### DATASET EXCERPTS ###

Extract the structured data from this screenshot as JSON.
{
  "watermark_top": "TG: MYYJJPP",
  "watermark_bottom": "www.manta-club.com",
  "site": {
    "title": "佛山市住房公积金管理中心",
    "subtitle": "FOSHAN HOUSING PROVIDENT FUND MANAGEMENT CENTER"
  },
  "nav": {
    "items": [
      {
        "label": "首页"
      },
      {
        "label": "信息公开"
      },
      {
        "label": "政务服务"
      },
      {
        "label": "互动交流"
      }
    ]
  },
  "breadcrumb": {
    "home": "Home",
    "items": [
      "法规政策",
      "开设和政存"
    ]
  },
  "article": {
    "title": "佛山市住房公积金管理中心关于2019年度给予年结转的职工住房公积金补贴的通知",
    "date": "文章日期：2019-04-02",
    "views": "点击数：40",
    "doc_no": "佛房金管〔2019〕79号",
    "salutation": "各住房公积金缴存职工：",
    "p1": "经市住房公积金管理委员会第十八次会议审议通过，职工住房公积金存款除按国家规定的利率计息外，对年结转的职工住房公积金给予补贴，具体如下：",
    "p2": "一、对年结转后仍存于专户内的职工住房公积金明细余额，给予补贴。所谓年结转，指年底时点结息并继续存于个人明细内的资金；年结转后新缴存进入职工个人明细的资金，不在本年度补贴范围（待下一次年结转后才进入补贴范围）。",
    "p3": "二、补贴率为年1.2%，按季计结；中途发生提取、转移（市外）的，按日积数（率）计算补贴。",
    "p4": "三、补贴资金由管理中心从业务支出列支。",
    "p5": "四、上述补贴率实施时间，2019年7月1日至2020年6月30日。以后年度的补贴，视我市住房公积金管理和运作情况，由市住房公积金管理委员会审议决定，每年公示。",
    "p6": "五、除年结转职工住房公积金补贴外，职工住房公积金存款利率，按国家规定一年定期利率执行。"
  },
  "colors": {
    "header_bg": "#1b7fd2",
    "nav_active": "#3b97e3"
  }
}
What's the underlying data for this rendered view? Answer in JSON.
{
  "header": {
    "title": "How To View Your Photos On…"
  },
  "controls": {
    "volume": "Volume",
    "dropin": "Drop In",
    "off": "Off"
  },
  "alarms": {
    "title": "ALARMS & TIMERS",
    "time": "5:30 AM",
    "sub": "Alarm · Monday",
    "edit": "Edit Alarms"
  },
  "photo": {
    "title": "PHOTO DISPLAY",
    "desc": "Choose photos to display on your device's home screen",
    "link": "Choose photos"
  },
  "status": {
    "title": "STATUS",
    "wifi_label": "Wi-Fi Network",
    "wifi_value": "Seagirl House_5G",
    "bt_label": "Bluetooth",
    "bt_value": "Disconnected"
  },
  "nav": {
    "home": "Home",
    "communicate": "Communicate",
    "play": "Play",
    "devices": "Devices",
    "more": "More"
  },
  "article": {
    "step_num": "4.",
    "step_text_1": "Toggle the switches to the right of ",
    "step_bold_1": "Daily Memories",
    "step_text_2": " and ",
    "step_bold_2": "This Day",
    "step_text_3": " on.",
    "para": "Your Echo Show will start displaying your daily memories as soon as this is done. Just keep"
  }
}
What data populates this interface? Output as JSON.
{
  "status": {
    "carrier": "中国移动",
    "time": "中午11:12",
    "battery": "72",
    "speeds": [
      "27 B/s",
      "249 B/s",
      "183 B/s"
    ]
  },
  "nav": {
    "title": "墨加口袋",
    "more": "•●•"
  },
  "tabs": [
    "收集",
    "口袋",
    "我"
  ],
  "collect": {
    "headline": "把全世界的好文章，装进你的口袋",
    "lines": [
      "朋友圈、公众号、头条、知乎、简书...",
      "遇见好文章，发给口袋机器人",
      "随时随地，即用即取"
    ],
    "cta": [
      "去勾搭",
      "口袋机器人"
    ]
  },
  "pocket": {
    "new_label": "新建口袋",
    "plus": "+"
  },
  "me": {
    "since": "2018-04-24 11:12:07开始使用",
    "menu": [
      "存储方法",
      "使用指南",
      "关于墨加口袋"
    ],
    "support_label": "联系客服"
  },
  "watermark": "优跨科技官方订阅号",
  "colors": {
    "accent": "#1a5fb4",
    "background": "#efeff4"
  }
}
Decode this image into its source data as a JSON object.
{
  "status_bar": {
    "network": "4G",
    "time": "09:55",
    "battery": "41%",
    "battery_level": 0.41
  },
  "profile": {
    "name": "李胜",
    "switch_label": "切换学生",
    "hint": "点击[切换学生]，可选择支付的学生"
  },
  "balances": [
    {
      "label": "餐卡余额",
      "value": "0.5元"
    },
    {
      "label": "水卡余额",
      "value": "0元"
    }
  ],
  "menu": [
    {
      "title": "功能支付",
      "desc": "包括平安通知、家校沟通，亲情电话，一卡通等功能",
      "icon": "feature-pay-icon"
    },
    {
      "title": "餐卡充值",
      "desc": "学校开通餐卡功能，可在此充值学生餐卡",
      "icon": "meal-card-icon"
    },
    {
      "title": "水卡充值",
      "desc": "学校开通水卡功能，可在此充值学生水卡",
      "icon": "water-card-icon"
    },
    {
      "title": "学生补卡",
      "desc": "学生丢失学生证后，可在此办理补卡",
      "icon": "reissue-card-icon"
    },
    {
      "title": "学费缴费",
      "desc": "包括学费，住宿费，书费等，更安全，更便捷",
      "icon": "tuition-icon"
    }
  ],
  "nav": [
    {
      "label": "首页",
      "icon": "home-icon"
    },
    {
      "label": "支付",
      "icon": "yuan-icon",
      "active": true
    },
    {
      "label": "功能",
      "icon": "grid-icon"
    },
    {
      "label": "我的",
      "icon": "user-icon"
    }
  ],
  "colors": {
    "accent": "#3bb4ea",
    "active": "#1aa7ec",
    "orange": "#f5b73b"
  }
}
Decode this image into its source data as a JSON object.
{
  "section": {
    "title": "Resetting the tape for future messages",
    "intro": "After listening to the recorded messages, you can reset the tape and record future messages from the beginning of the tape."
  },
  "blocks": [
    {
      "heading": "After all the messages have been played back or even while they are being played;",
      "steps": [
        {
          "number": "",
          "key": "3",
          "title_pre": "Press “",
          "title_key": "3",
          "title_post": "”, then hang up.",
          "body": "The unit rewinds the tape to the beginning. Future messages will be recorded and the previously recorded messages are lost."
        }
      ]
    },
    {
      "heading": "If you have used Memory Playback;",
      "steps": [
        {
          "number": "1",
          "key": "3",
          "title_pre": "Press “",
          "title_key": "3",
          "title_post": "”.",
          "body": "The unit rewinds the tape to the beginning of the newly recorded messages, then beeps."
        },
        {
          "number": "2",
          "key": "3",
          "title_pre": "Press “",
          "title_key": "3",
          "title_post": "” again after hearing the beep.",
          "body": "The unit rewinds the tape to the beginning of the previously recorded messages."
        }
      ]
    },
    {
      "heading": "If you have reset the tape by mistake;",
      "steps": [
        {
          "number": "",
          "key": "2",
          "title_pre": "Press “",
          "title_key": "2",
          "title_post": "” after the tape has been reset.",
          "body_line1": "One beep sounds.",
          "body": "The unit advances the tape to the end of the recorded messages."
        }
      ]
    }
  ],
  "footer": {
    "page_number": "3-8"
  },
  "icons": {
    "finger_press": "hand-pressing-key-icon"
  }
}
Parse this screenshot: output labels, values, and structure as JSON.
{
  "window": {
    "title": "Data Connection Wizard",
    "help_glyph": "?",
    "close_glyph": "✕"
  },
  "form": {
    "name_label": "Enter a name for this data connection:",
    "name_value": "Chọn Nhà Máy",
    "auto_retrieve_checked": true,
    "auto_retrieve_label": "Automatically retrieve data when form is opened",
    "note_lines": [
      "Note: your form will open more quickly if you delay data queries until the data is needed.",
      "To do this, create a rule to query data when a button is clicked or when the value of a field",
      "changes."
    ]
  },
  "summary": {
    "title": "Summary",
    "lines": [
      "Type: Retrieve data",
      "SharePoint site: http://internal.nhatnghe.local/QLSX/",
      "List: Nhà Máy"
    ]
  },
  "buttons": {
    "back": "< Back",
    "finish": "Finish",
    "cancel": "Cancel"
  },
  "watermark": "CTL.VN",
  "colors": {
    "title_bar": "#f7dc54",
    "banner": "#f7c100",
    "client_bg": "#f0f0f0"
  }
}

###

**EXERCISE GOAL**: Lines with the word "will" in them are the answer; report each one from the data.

**SOLUTION TO THIS EXERCISE**:
    "para": "Your Echo Show will start displaying your daily memories as soon as this is done. Just keep"
          "body": "The unit rewinds the tape to the beginning. Future messages will be recorded and the previously recorded messages are lost."
      "Note: your form will open more quickly if you delay data queries until the data is needed.",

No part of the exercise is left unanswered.